▶ **Records shown**:
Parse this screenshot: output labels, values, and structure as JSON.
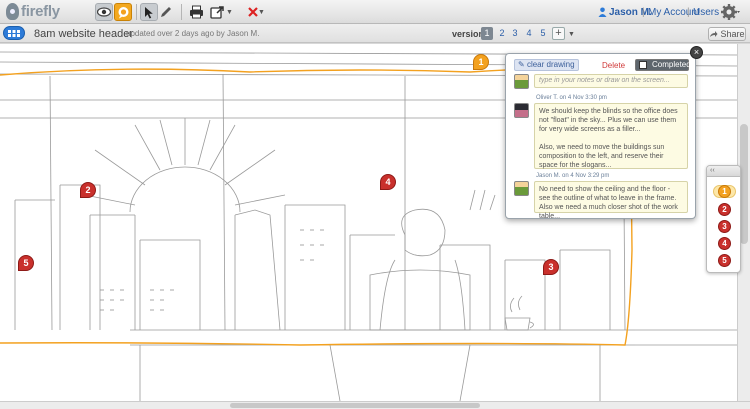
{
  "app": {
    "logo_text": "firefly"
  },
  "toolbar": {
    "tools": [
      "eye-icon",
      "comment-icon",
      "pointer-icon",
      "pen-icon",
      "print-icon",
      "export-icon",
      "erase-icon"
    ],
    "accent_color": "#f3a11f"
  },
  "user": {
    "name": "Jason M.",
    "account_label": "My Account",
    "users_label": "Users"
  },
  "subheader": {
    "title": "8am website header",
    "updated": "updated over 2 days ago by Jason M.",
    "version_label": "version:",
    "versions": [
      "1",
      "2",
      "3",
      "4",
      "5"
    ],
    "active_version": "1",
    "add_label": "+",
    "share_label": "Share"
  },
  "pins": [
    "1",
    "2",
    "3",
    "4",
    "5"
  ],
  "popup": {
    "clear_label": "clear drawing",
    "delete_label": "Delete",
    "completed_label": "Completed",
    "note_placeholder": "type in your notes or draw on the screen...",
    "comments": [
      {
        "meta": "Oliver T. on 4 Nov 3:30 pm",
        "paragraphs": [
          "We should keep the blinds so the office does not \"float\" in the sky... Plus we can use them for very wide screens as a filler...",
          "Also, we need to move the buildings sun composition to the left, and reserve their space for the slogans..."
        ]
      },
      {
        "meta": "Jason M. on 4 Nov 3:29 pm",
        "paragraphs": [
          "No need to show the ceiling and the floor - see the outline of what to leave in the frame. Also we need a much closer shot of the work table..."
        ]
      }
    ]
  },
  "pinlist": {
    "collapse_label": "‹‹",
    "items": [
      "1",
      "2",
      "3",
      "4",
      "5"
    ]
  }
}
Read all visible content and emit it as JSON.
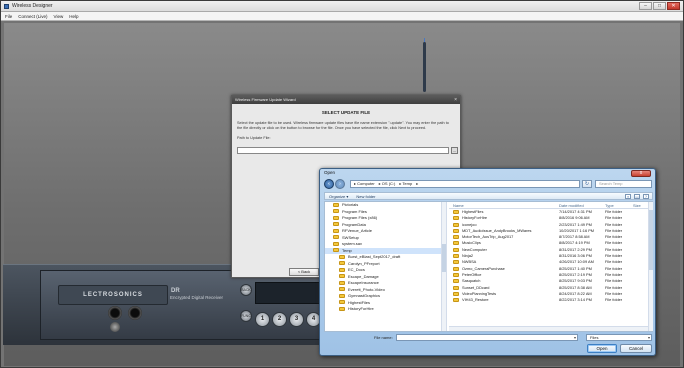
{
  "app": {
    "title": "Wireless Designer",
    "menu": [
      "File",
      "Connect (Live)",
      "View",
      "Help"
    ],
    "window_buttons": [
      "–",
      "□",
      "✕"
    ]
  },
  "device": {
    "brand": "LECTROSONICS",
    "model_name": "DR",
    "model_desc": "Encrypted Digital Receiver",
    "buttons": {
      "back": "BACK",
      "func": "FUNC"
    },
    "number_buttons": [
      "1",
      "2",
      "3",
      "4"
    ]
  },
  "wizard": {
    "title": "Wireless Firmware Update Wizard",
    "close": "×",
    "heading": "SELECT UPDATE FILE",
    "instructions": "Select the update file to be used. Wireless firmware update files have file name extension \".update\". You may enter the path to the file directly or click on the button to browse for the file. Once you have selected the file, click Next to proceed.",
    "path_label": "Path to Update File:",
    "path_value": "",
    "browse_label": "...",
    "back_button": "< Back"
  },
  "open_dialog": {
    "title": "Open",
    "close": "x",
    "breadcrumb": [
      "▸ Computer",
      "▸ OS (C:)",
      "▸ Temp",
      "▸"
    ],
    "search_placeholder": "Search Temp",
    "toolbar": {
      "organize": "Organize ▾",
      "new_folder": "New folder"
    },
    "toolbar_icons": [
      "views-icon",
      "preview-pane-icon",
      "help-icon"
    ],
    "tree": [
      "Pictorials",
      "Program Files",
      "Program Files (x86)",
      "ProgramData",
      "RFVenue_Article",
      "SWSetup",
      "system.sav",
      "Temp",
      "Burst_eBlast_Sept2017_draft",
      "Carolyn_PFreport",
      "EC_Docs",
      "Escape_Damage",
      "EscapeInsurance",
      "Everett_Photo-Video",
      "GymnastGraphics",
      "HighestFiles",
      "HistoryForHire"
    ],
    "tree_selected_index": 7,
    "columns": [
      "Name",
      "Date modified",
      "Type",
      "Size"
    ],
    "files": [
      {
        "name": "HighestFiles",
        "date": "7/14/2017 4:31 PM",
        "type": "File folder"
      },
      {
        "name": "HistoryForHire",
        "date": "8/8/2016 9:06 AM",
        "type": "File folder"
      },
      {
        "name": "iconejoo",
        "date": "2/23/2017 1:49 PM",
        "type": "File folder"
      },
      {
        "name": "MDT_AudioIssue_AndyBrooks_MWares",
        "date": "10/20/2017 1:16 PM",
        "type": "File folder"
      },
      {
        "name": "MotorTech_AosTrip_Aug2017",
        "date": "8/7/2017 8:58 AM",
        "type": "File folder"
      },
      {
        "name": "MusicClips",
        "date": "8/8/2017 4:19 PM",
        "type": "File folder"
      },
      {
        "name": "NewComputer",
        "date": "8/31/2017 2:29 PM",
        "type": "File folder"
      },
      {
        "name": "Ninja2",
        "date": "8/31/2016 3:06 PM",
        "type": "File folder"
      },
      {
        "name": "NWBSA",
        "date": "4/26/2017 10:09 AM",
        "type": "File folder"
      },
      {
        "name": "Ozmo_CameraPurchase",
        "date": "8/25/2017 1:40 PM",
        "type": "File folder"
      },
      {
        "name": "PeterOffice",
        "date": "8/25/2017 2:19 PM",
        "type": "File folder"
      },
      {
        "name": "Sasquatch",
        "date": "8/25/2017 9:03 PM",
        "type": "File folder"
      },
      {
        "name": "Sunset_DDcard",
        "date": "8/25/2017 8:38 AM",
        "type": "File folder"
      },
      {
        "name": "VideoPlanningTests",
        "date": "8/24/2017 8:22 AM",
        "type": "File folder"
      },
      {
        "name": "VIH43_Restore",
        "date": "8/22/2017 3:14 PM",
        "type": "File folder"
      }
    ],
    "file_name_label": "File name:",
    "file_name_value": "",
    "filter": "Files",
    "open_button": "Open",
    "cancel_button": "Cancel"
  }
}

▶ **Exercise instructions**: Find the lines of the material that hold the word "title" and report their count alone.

▶ **Output of the task**: 4